→ **WHAT IS REQUIRED**
Scan the entries for lines with the word "description" and copy those lines.

→ **DATASET EXCERPTS**
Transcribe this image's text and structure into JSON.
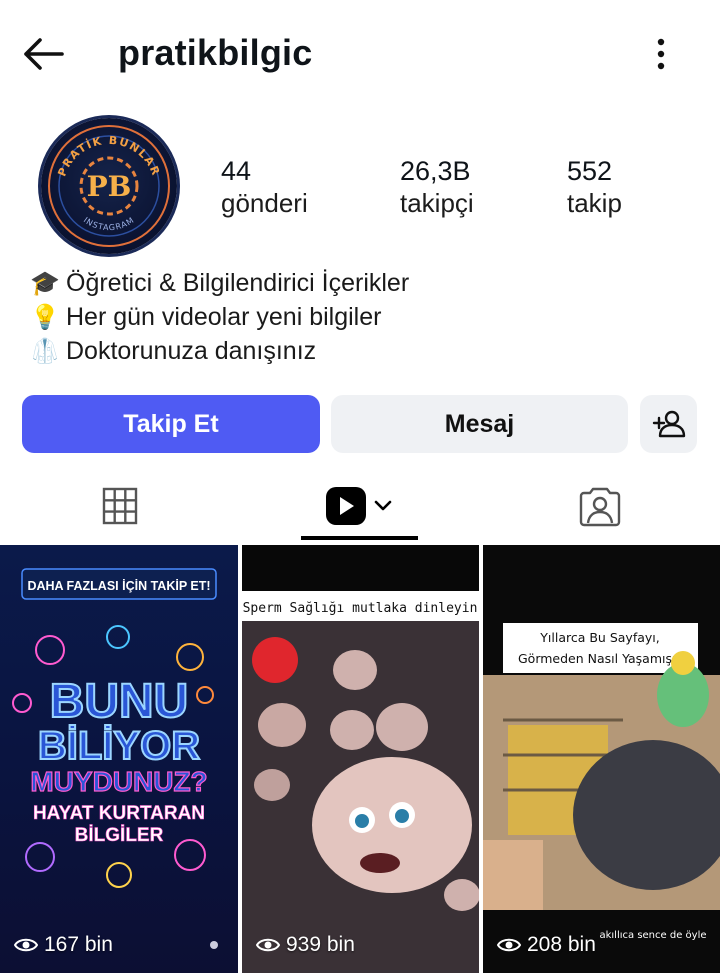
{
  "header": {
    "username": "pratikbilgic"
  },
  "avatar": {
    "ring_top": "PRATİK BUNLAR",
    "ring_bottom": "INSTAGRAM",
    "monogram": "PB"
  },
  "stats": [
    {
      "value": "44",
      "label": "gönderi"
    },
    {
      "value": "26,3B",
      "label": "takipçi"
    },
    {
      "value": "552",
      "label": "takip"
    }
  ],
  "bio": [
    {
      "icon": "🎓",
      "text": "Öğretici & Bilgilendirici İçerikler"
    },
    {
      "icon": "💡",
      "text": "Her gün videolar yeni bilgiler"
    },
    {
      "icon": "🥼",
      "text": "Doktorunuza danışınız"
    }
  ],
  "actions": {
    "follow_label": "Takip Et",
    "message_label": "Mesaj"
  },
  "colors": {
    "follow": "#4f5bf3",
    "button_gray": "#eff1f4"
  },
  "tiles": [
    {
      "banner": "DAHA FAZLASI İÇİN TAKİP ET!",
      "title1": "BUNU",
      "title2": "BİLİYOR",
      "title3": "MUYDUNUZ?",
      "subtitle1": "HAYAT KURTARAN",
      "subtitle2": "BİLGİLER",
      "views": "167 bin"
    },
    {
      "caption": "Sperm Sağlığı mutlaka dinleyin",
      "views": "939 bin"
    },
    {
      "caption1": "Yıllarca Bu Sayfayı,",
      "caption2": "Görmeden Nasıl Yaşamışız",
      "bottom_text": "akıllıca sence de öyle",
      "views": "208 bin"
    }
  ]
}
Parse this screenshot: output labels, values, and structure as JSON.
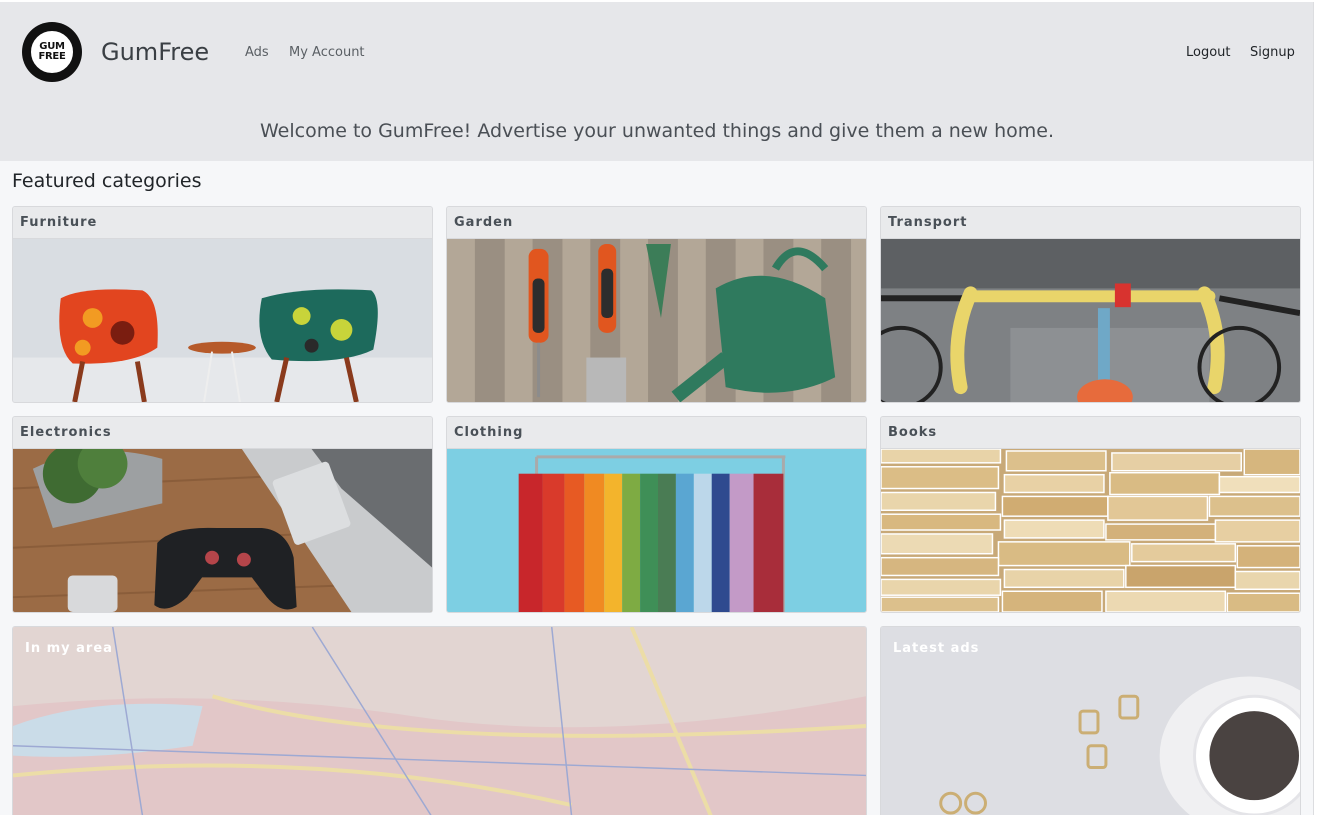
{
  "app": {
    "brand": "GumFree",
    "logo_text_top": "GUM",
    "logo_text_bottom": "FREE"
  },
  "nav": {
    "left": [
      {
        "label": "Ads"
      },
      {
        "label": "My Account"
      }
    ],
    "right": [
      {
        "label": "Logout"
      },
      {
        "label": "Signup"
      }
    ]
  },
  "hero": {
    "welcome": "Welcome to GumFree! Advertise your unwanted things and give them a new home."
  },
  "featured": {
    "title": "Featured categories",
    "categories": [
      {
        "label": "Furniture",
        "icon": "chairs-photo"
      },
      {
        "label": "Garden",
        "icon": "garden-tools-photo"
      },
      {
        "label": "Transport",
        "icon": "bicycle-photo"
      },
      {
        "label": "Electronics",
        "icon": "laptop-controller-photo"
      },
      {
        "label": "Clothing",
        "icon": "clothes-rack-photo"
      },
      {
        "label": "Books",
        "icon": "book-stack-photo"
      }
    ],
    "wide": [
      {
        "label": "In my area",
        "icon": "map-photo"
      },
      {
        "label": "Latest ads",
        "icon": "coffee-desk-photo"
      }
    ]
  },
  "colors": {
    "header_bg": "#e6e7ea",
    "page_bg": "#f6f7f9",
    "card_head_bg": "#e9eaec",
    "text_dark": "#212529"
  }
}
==
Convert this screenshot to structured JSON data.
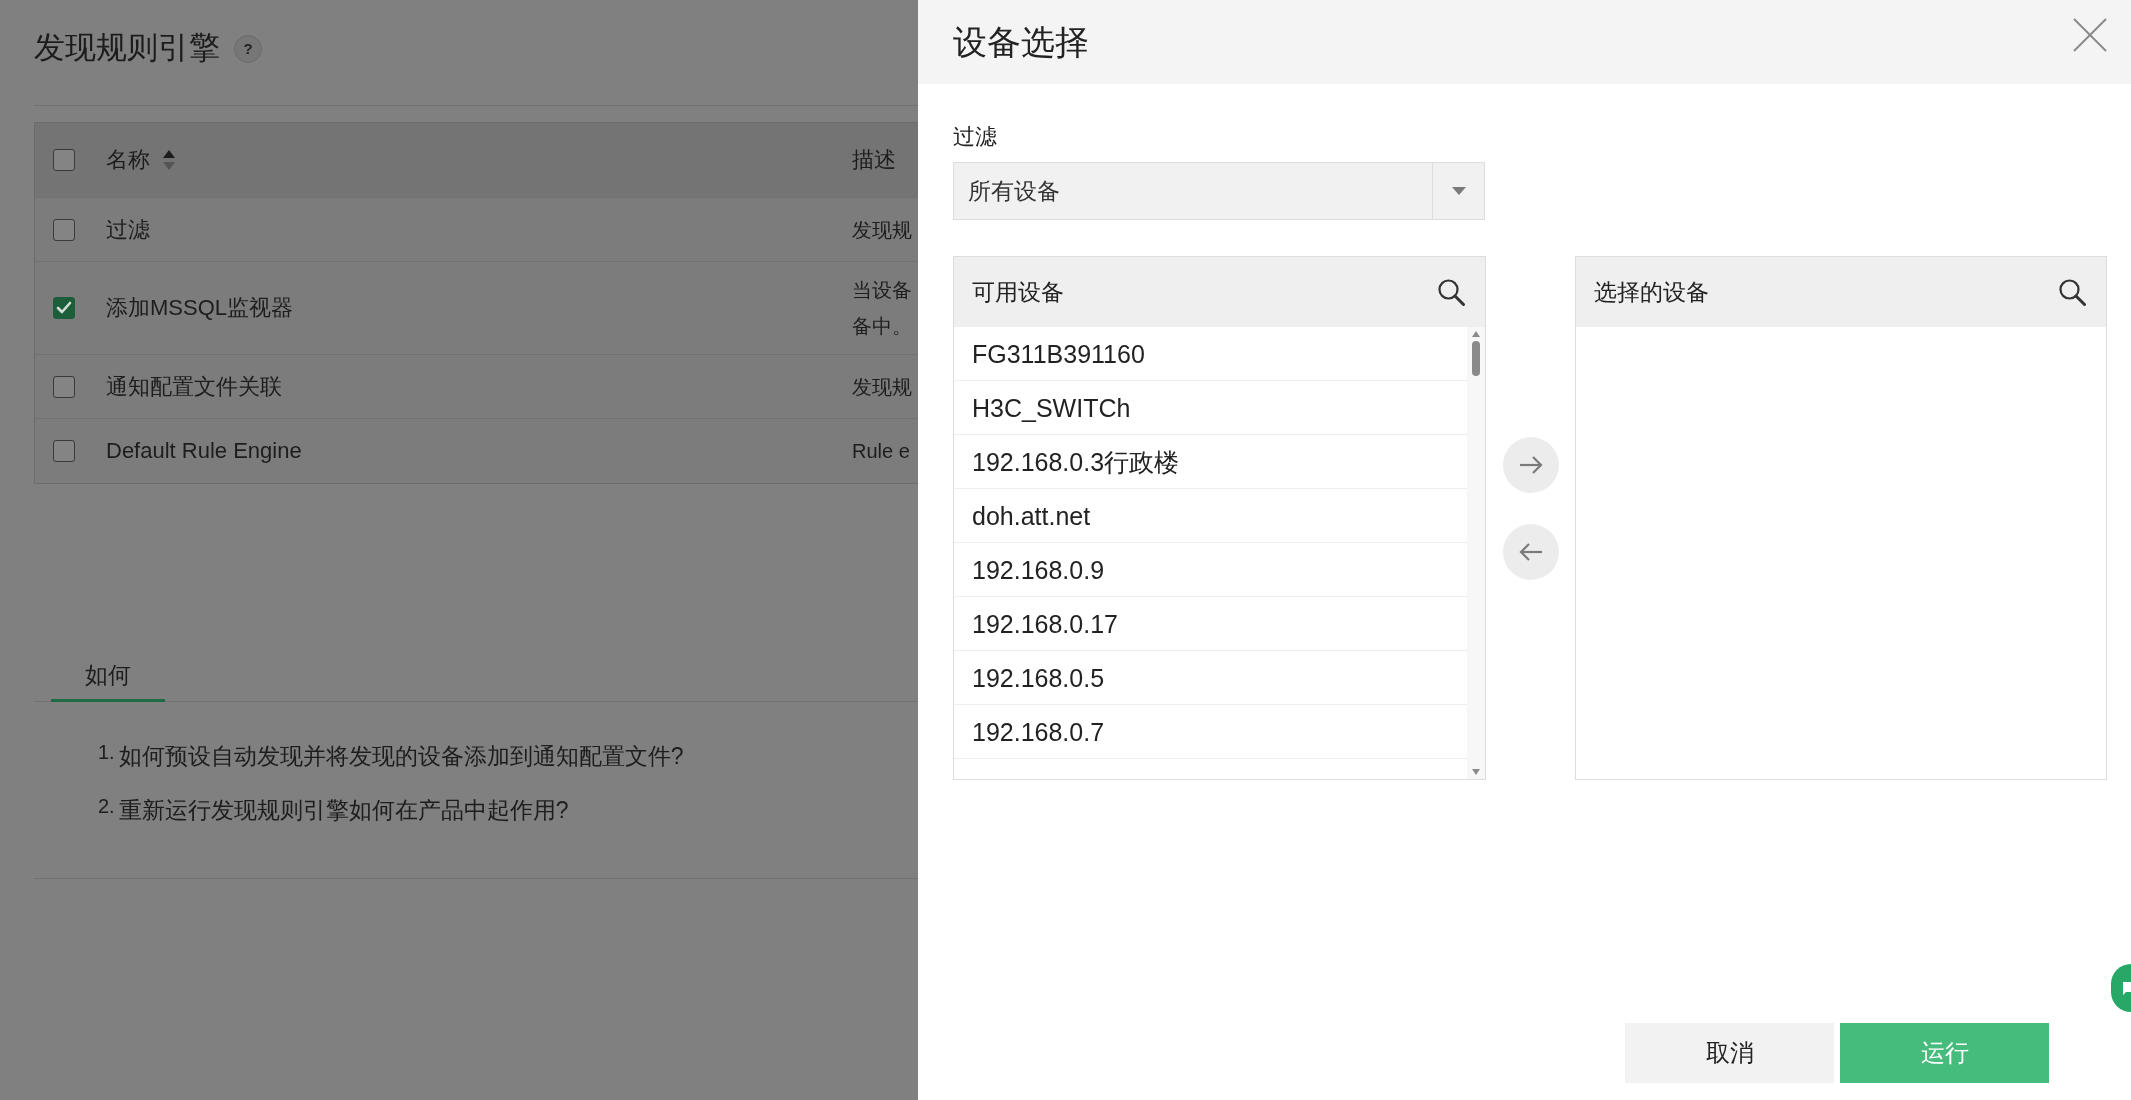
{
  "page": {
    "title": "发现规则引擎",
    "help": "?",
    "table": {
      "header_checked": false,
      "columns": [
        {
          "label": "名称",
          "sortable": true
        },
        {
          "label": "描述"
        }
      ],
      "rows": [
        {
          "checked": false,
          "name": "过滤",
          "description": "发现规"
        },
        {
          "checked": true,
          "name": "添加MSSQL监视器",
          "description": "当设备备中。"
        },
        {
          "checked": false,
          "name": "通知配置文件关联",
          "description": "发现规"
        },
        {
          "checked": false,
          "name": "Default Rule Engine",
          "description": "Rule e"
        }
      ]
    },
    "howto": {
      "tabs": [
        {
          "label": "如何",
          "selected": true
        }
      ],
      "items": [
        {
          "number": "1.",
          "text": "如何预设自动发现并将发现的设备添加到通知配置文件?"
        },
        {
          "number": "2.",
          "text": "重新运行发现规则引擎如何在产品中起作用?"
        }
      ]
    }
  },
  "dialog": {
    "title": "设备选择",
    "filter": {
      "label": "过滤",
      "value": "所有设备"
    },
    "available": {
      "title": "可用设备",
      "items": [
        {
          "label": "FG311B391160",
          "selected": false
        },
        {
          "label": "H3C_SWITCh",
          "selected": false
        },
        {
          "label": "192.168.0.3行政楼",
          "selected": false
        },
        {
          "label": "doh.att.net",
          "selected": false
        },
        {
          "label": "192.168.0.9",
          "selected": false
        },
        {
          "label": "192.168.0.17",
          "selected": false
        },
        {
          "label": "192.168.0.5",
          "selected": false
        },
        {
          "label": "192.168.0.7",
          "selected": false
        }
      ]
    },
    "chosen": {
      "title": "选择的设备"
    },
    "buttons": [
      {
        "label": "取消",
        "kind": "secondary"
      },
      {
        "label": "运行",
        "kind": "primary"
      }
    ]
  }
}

→ **RESULT OF THIS EXERCISE**
          "description": "发现规"
          "description": "当设备备中。"
          "description": "发现规"
          "description": "Rule e"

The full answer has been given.